 HOISINGTON — Thursday morning, electric car teams from nine high schools from around the state arrived in Hoisington bright and early for the Hoisington ElectroRally, the high school’s first home meet. Each team brought at least one single-driver, lightweight, aerodynamic, high efficiency electric race car, and a strategy for winning.
“They race for an hour and see who can make the most laps in one hour,” organizer Kevin Vering said.
Vering has been involved with Kansas ElectroRally for about eight years. He coordinated Thursday’s race, acting as the race marshal.
Every time a car completes a lap, counters record the time. With over 20 cars (some schools have two or three cars), two heats are required. Vering said with two classes of cars, the standard and the solar, prizes are awarded for first through third place for both classes.
Teams from Hays, Scott City and Olathe usually build new cars from the ground up each year, Vering said. Others may modify or change existing cars. It all depends on the focus of the group doing it, he said.
According to the Kansas ElectroRally website, they use lightweight components such as aluminum frames and bicycle wheels. Motors and controls are generally smaller versions of the same technology used in full size electric vehicles. With only a few rules and guidelines, the student teams are allowed much flexibility in the design and composition of their vehicles.
Of the practical skills the students take away, Vering said the biggest is the building skills.
“They need to learn a little electrical, a little mechanical, and a lot of these kids just need to build something,” he said. “Just working as a team makes a lot of difference.”
Teamwork happens not only during the build, but also during the race. Most cars have radios in them, so members on the ground can communicate with the driver. One guy may be timing while another one is providing instructions.
As the first race got underway and data on timing and laps was gathered, Vering determined the number of laps in an hour would probably be around 100. It’s first home meet, Hoisington’s track was as yet unproven, he said.
Some teams opted for speed, while others opted for a steady pace. Regardless of strategy, interest was high amongst the students competing and the groups of people and students from the community who came out to watch. Second and third graders from Hoisington’s Lincoln Elementary School lined a stretch of the track on the north side of the activity center, cheering each time the Hoisington car zipped by. It was a rare but welcome sight, seeing science, math, engineering and technology the focus of the kind of excitement usually reserved for sports.

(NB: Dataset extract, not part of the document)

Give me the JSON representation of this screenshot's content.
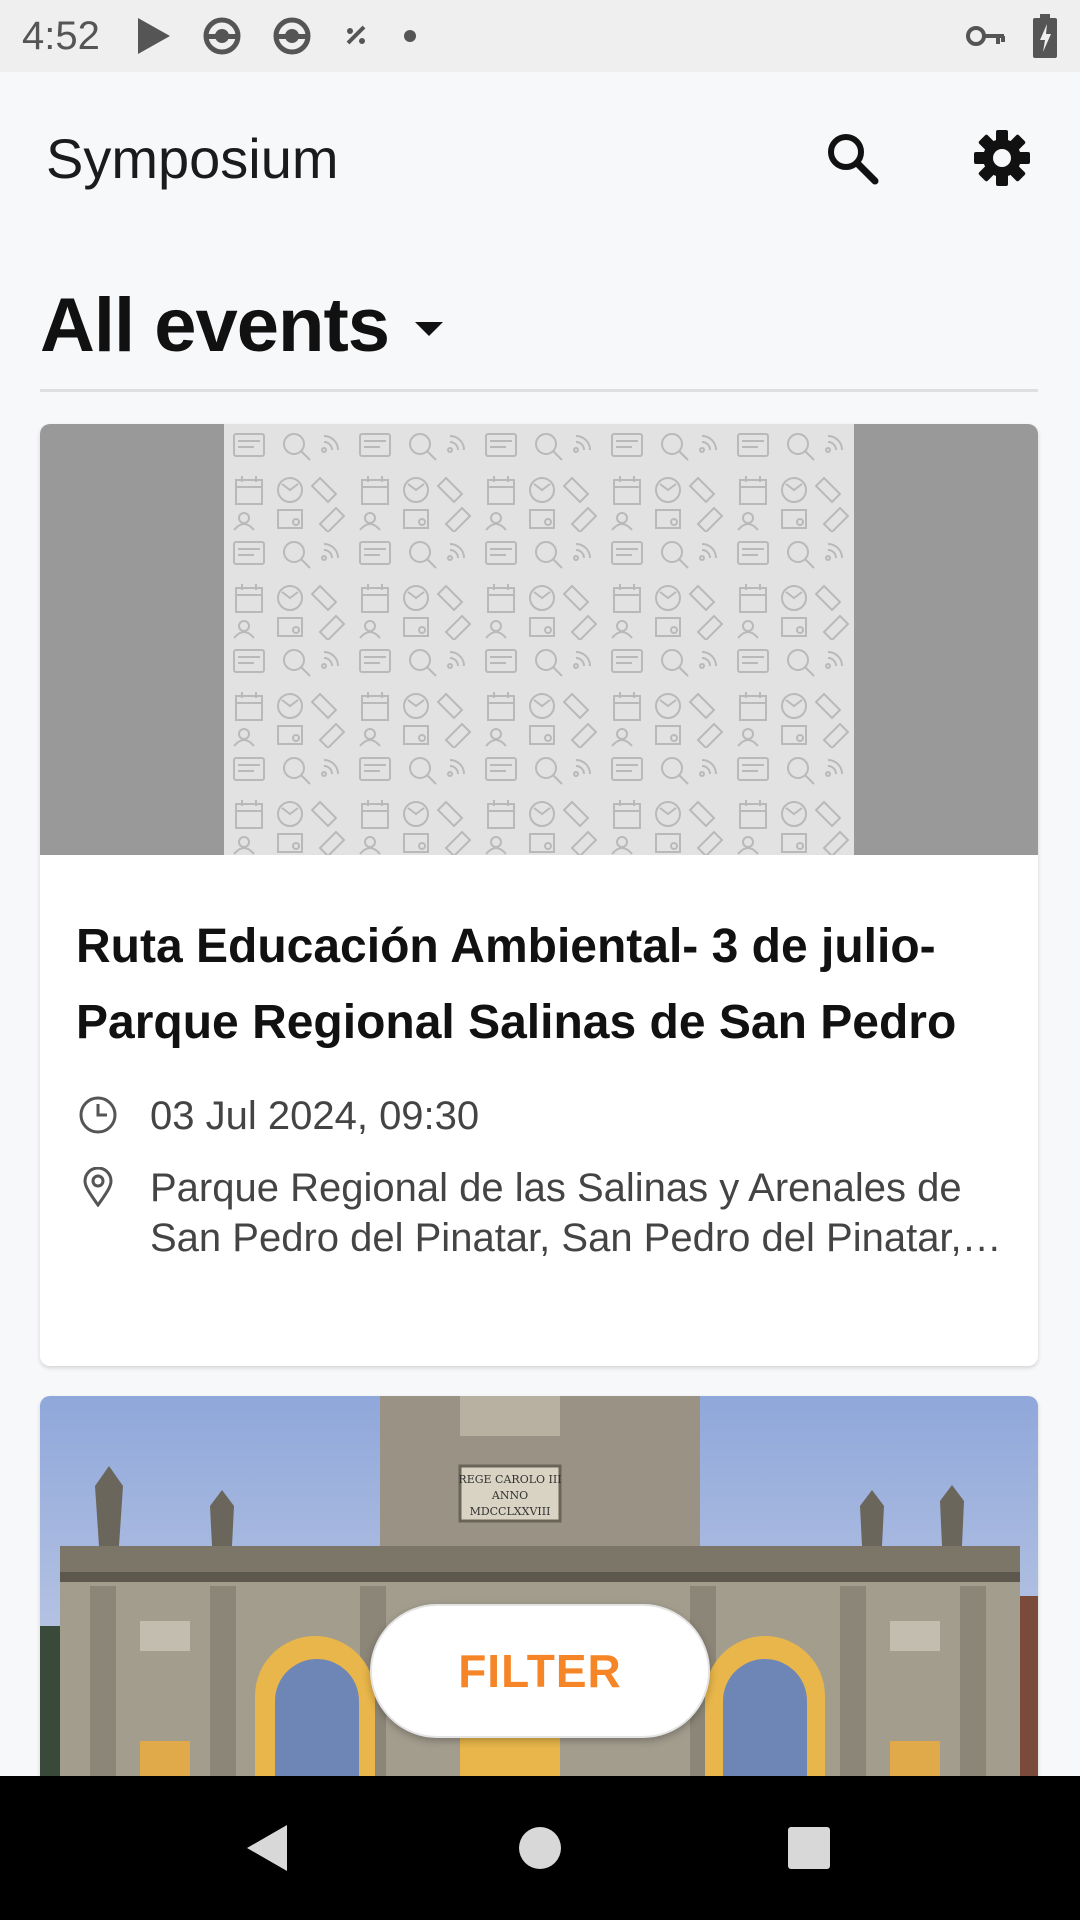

Top placers at Hoisington ElectroRally

Standard cars
xxx, first place
xxx, second place
xxx, third place

Solar cars
xxx, first place
xxx, second place
xxx, third place

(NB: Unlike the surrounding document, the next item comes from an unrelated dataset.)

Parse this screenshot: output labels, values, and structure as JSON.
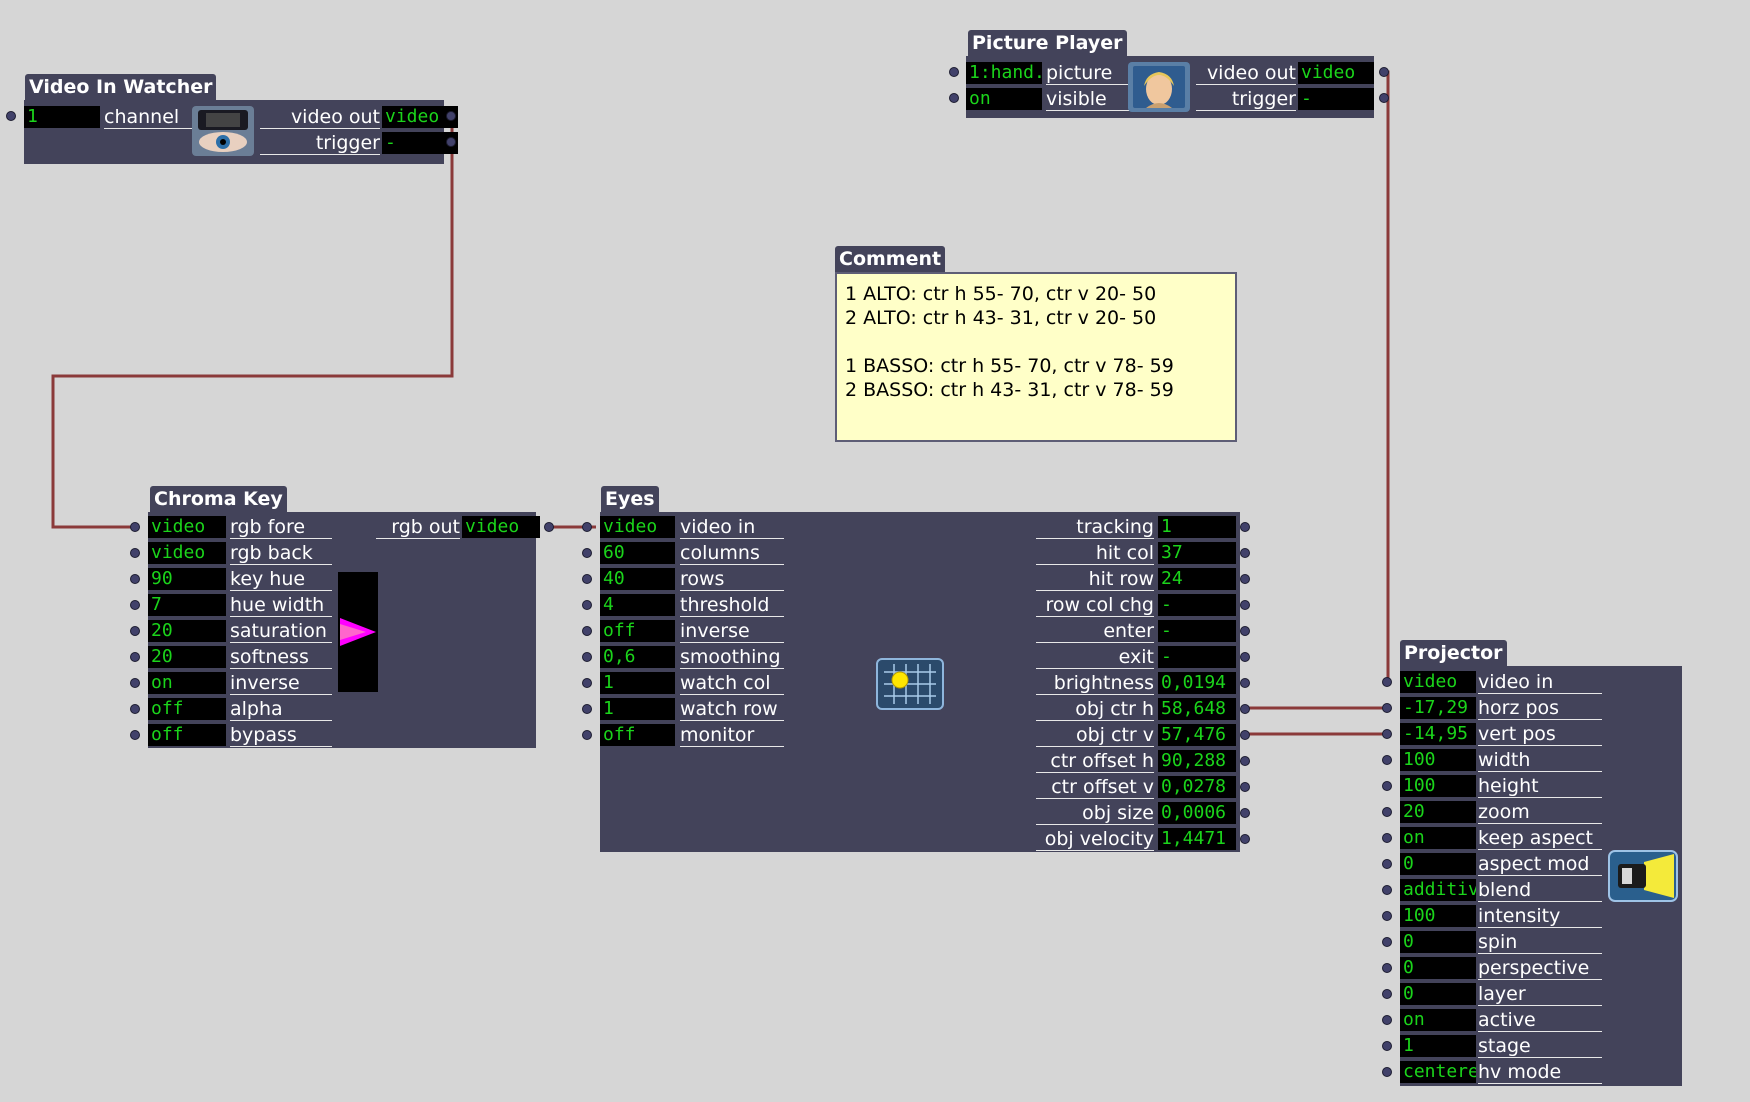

For results, call Kevin around 2:30 p.m. His cell phone number is (785) 738 7733